What you need to know about voting in Illinois’ upcoming local elections

What you need to know about voting in Illinois’ upcoming local elections

Voting has started in many Illinois counties for the April 4 consolidated election for early, in-person voting and for those who’ve requested mail-in ballots. Here’s your guide to voting in the upcoming election.

The upcoming April 4 consolidated election will allow Illinoisans to vote on many local and area races, including candidates for township, municipal, park, library, school and other elective special district offices.

Decisions made by leaders in the 6,032 units of local governments and school districts in Illinois are a big driver of property taxes. Illinoisans already pay the nation’s second-highest property taxes. The upcoming election will give voters an opportunity to impact who sits in those local offices and decide matters which affect their property tax bill, local communities and schools.

Here’s what you need to know to vote in the April 4 consolidated election:

How do I vote early?

Registered voters can now go to their local county clerk’s office to vote early in many counties. Check with your local county clerk’s office to learn when early voting will expand to more locations.

For voters residing in counties that held a primary election on Feb. 28, the ballot for the April 4 consolidated election may not be certified until as late as March 21 while election authorities certify results. Again, check with your local county clerk’s office to learn when early voting will be available in your county.

Who can vote by mail?

Registered voters can easily apply to vote by mail in the consolidated election here. No specific reason is required. This system offers Illinoisans a convenient way to vote and allows them to complete ballots from the comfort and privacy of their homes, with the option of researching as they vote.

How do I get my vote-by-mail ballot?

The application period to vote by mail in the upcoming municipal election is now open. To apply to vote by mail, find your local election authority here and follow the steps outlined by the jurisdiction in which you are registered. Some jurisdictions offer an online application while others will require you to print and return a paper application to your local election authority.

The application to vote by mail must be sent to the election authority for the jurisdiction in which you are registered.

Applications are currently being accepted and must be received by March 30, five days prior to the April 4 election.

How do I cast my vote-by-mail ballot?

Once you receive your mail-in ballot, follow all instructions to complete it. The signed and sealed ballot return envelope may be sent by mail, placed in a secured drop box or delivered in person to the office of your local election authority.

Ballots returned by mail must be postmarked by April 4. If returning the mail-in ballot in person, you must deliver it to the office of your local election authority or, in some election jurisdictions, to a secured drop box location. Check your local jurisdiction to find out if a drop box is offered and, if so, what are the times and deadlines to return your mail-in ballot in person at a drop box location.

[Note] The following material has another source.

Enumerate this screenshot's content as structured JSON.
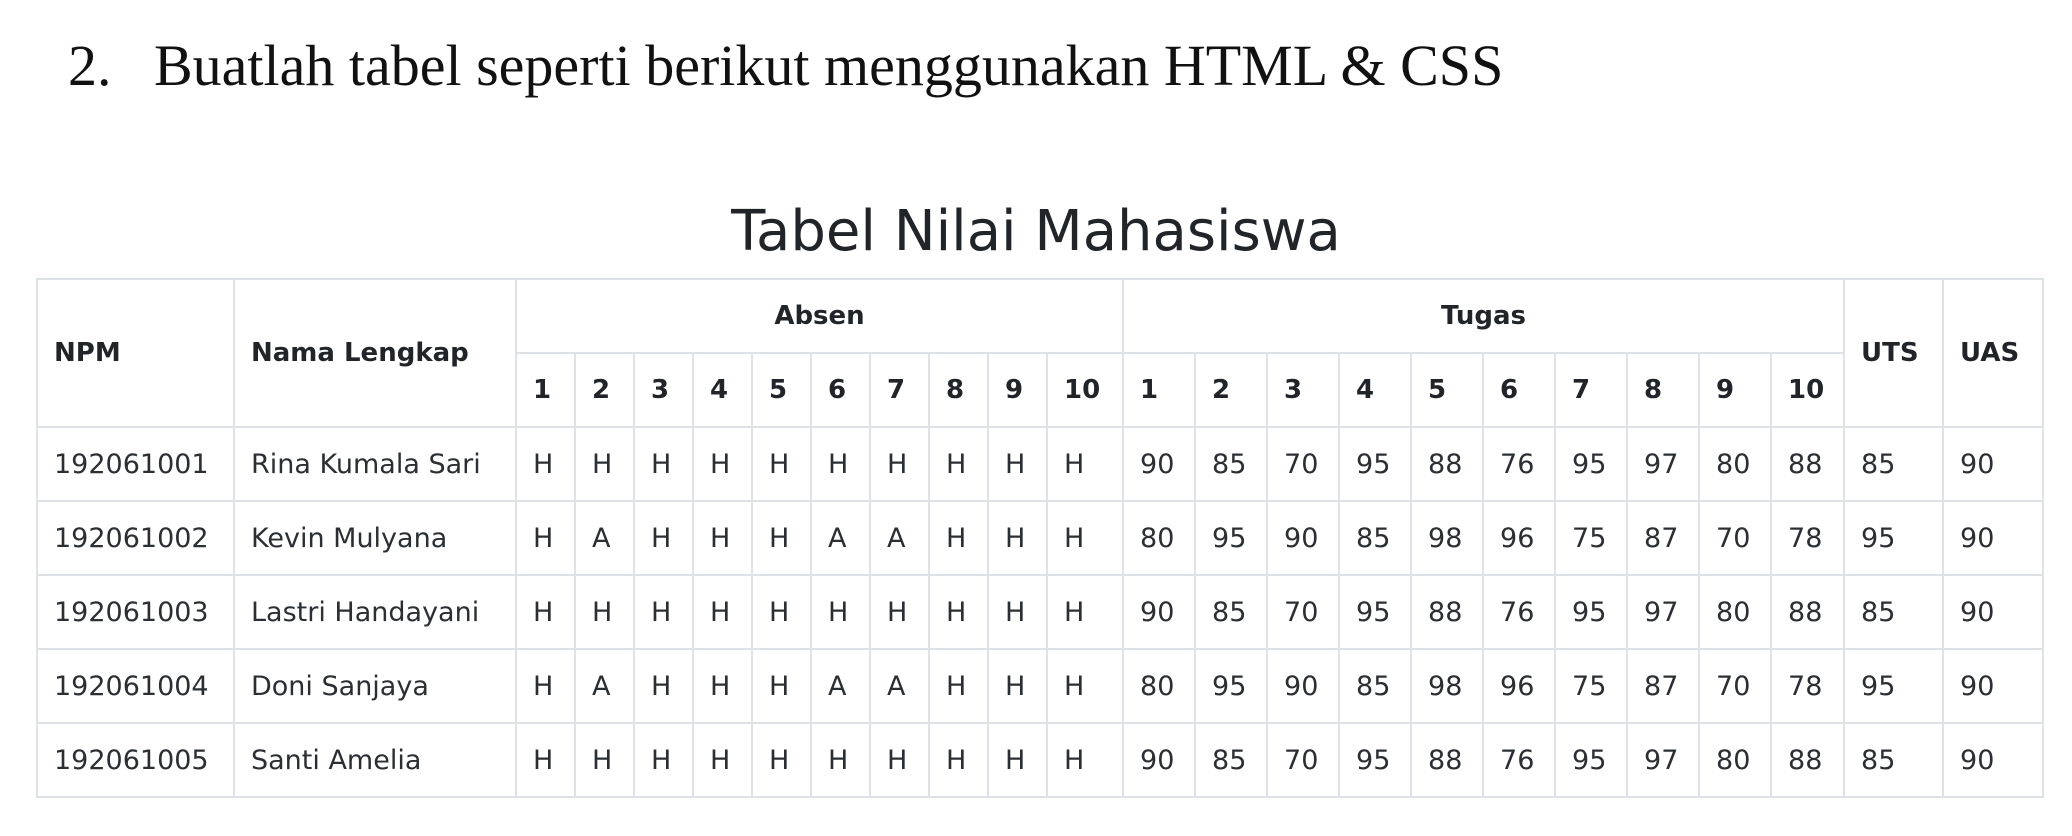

Vote-by-mail ballots may also be surrendered to the judges at your local polling place on Election Day and exchanged for a traditional ballot so you can choose to cast a ballot in person on April 4.

Is voting by mail safe?

Voting by mail is secure, simple and backed by Illinoisans of all major political parties. Members of the U.S. military have used absentee voting since the American Revolution, and many Union soldiers voted by mail during the Civil War. The system allows you to track your ballot after returning it and ensures no one else uses your identity to vote on Election Day.

What are the important dates to remember?

  • Feb. 23: First day vote-by-mail ballots were mailed to voters, and start of in-person, early voting for counties which did not hold a Feb. 28 primary election.
  • March 30: Last day for vote-by-mail applications to be completed online or received by your local election authority.
  • April 4: Election Day. Polls are open 6 a.m. to 7 p.m. Last day to postmark ballot return envelopes for mail-in ballots. Last day to drop off mail-in ballots at the office of your local election authority, or at secured drop boxes in certain counties. Check your local election authority for information on dates and deadlines to return mail-in ballots through secured drop boxes.

Visit the Illinois State Board of Elections website to find your local polling place or a list of secured drop box locations.

Want more? Get stories like this delivered straight to your inbox.

Thank you, we'll keep you informed!